Items from an interface collection
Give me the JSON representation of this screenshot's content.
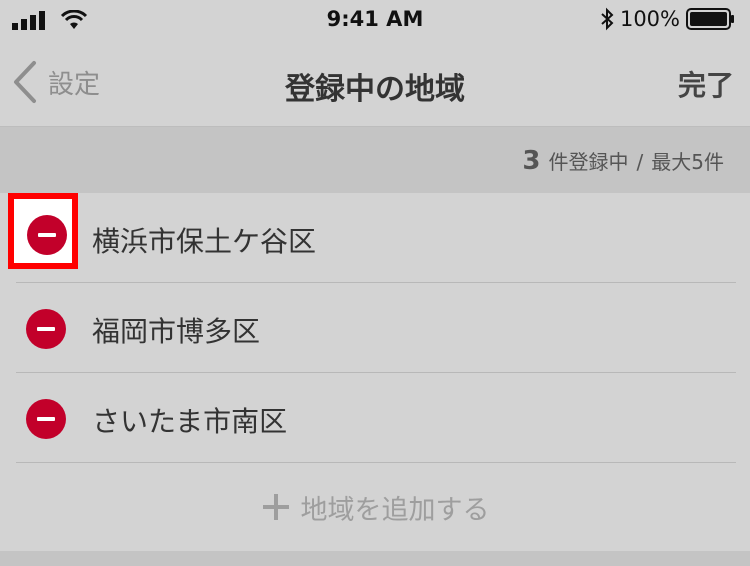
{
  "status_bar": {
    "time": "9:41 AM",
    "battery": "100%"
  },
  "nav": {
    "back_label": "設定",
    "title": "登録中の地域",
    "done_label": "完了"
  },
  "count": {
    "number": "3",
    "suffix": "件登録中",
    "divider": "/",
    "max": "最大5件"
  },
  "regions": [
    {
      "name": "横浜市保土ケ谷区"
    },
    {
      "name": "福岡市博多区"
    },
    {
      "name": "さいたま市南区"
    }
  ],
  "add": {
    "label": "地域を追加する"
  },
  "colors": {
    "accent_remove": "#c2002a",
    "highlight": "#ff0000"
  }
}
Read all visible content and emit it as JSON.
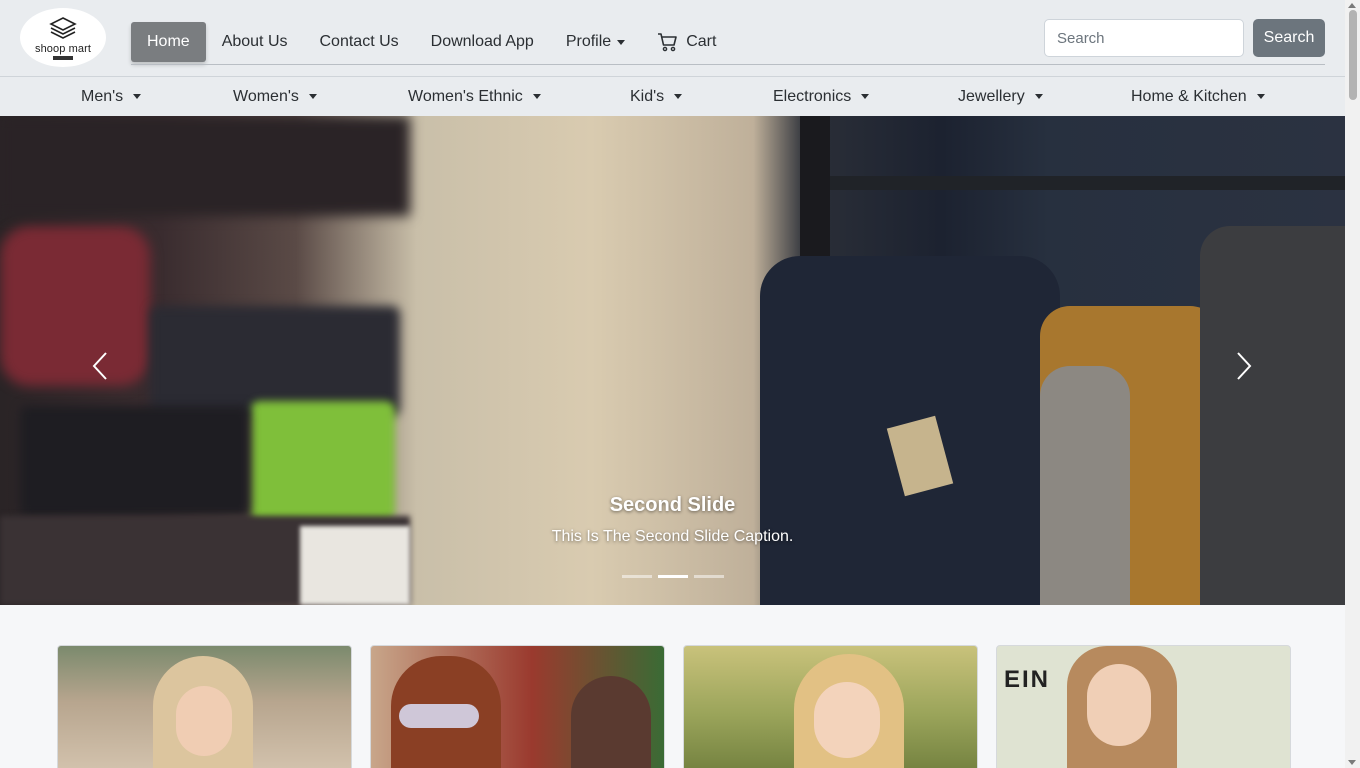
{
  "brand": {
    "name": "shoop mart",
    "logo_icon": "diamond-layers-icon"
  },
  "nav": {
    "items": [
      {
        "label": "Home",
        "active": true
      },
      {
        "label": "About Us",
        "active": false
      },
      {
        "label": "Contact Us",
        "active": false
      },
      {
        "label": "Download App",
        "active": false
      },
      {
        "label": "Profile",
        "active": false,
        "dropdown": true
      },
      {
        "label": "Cart",
        "active": false,
        "icon": "cart-icon"
      }
    ]
  },
  "search": {
    "placeholder": "Search",
    "button_label": "Search"
  },
  "categories": [
    {
      "label": "Men's"
    },
    {
      "label": "Women's"
    },
    {
      "label": "Women's Ethnic"
    },
    {
      "label": "Kid's"
    },
    {
      "label": "Electronics"
    },
    {
      "label": "Jewellery"
    },
    {
      "label": "Home & Kitchen"
    }
  ],
  "carousel": {
    "title": "Second Slide",
    "caption": "This Is The Second Slide Caption.",
    "active_index": 1,
    "slide_count": 3
  },
  "cards": [
    {
      "label": ""
    },
    {
      "label": ""
    },
    {
      "label": ""
    },
    {
      "label": "EIN"
    }
  ],
  "colors": {
    "navbar_bg": "#e9ecef",
    "active_nav": "#7a7d80",
    "search_button": "#6c757d",
    "page_bg": "#f6f7f9"
  }
}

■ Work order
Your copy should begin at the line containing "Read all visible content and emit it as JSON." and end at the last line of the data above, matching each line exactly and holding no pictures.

■ Exercise result
Read all visible content and emit it as JSON.
{
  "brand": {
    "name": "shoop mart",
    "logo_icon": "diamond-layers-icon"
  },
  "nav": {
    "items": [
      {
        "label": "Home",
        "active": true
      },
      {
        "label": "About Us",
        "active": false
      },
      {
        "label": "Contact Us",
        "active": false
      },
      {
        "label": "Download App",
        "active": false
      },
      {
        "label": "Profile",
        "active": false,
        "dropdown": true
      },
      {
        "label": "Cart",
        "active": false,
        "icon": "cart-icon"
      }
    ]
  },
  "search": {
    "placeholder": "Search",
    "button_label": "Search"
  },
  "categories": [
    {
      "label": "Men's"
    },
    {
      "label": "Women's"
    },
    {
      "label": "Women's Ethnic"
    },
    {
      "label": "Kid's"
    },
    {
      "label": "Electronics"
    },
    {
      "label": "Jewellery"
    },
    {
      "label": "Home & Kitchen"
    }
  ],
  "carousel": {
    "title": "Second Slide",
    "caption": "This Is The Second Slide Caption.",
    "active_index": 1,
    "slide_count": 3
  },
  "cards": [
    {
      "label": ""
    },
    {
      "label": ""
    },
    {
      "label": ""
    },
    {
      "label": "EIN"
    }
  ],
  "colors": {
    "navbar_bg": "#e9ecef",
    "active_nav": "#7a7d80",
    "search_button": "#6c757d",
    "page_bg": "#f6f7f9"
  }
}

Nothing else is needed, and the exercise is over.